• ENTRIES SUPPLIED
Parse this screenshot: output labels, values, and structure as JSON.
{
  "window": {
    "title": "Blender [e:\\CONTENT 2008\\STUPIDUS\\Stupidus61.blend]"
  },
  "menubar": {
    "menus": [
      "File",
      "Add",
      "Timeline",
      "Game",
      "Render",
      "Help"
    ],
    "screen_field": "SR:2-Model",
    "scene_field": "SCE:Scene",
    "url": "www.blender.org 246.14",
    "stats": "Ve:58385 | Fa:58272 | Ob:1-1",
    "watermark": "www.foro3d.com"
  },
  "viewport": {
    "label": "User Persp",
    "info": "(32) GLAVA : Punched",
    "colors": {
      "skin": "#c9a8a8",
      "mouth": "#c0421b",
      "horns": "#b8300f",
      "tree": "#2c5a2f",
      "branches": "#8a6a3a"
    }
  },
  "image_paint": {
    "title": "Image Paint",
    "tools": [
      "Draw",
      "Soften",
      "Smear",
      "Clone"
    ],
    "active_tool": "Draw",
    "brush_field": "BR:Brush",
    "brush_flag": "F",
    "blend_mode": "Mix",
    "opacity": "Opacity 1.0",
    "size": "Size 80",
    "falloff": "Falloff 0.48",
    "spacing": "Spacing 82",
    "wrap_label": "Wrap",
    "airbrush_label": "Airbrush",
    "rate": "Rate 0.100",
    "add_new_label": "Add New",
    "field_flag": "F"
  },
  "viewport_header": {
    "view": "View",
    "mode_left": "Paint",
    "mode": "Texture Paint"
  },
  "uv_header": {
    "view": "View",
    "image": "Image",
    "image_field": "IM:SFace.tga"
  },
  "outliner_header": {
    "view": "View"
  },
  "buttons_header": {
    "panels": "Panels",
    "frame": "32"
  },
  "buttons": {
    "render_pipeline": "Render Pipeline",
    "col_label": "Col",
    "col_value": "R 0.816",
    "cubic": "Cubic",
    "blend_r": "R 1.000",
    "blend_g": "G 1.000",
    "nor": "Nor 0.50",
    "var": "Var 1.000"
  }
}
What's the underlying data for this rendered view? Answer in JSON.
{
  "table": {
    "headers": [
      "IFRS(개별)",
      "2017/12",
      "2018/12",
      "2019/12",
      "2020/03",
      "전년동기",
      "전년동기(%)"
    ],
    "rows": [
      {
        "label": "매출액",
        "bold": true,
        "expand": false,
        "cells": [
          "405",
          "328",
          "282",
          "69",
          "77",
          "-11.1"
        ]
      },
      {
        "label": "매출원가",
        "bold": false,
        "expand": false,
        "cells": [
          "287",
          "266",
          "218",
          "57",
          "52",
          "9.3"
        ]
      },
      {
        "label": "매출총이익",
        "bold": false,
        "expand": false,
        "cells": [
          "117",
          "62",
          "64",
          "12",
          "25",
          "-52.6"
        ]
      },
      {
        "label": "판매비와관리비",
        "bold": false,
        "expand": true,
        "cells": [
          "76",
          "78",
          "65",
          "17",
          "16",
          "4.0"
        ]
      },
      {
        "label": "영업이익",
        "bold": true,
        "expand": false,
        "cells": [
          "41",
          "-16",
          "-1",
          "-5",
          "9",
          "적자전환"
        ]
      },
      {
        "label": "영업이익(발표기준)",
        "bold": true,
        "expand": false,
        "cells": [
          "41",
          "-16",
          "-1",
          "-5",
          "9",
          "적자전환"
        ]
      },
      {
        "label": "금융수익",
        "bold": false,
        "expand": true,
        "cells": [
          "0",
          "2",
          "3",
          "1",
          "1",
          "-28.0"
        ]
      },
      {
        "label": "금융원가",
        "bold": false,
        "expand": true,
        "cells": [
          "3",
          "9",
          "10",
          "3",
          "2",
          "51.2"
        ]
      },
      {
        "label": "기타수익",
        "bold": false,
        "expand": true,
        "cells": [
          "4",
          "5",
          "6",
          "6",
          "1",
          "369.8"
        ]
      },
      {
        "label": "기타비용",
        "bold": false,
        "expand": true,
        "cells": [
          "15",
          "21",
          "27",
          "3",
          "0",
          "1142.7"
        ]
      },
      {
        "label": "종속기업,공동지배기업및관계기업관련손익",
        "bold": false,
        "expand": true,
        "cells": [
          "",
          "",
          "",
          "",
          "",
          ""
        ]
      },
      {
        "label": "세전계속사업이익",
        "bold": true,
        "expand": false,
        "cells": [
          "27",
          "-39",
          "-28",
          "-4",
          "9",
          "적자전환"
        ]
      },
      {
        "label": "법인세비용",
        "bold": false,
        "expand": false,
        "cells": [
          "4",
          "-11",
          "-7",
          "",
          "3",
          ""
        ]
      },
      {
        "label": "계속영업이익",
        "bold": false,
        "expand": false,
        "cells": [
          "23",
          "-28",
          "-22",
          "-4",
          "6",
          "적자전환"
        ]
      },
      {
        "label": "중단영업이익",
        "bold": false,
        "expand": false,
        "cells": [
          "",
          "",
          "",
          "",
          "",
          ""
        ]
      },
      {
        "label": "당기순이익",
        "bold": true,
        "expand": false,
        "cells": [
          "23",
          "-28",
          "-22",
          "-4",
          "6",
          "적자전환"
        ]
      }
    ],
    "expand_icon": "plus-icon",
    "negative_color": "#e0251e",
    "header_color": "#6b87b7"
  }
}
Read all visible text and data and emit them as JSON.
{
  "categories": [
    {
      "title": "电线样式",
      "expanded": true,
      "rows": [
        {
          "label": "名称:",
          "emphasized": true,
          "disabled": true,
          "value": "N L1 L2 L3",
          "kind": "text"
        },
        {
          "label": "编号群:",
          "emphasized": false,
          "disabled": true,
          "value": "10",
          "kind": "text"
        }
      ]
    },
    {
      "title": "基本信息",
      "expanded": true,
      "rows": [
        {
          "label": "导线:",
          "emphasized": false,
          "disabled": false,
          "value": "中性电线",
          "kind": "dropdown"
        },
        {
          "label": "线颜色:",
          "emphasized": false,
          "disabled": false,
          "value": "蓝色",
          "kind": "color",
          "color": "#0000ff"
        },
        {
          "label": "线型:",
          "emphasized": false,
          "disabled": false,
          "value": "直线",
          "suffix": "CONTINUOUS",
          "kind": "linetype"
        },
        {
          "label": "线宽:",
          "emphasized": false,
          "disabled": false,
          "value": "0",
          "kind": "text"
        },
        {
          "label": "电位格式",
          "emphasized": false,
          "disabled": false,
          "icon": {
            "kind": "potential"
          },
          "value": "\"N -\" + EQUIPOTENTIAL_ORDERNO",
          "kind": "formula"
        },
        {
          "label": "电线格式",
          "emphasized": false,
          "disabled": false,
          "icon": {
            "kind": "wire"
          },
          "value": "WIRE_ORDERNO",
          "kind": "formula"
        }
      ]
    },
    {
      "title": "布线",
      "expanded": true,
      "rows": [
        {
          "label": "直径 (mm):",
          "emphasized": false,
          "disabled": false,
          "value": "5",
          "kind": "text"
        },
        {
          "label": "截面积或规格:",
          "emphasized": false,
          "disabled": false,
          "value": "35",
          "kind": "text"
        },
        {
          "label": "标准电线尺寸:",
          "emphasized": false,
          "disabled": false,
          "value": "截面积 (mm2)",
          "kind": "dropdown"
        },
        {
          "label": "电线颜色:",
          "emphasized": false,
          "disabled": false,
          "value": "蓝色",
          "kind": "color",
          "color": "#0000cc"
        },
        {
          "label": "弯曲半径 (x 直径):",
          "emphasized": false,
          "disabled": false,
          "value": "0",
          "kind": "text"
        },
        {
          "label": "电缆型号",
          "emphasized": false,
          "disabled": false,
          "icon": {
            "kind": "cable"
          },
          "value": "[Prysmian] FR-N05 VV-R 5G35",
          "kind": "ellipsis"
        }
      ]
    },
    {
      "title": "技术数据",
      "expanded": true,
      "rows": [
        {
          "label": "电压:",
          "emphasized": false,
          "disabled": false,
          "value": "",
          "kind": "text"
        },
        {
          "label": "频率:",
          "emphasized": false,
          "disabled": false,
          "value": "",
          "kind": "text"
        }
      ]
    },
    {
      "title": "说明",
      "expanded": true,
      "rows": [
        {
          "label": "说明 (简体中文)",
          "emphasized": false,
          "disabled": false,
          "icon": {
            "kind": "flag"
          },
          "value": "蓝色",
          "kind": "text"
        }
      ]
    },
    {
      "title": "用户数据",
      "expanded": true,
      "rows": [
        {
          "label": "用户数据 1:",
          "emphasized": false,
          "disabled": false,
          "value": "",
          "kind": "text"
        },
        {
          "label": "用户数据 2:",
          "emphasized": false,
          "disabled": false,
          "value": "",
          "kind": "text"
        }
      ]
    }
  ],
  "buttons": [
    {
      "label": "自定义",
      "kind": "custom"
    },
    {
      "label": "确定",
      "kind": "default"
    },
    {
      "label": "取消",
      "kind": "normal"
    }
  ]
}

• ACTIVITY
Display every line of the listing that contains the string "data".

• EXPECTED ANSWER
What's the underlying data for this rendered view? Answer in JSON.
Read all visible text and data and emit them as JSON.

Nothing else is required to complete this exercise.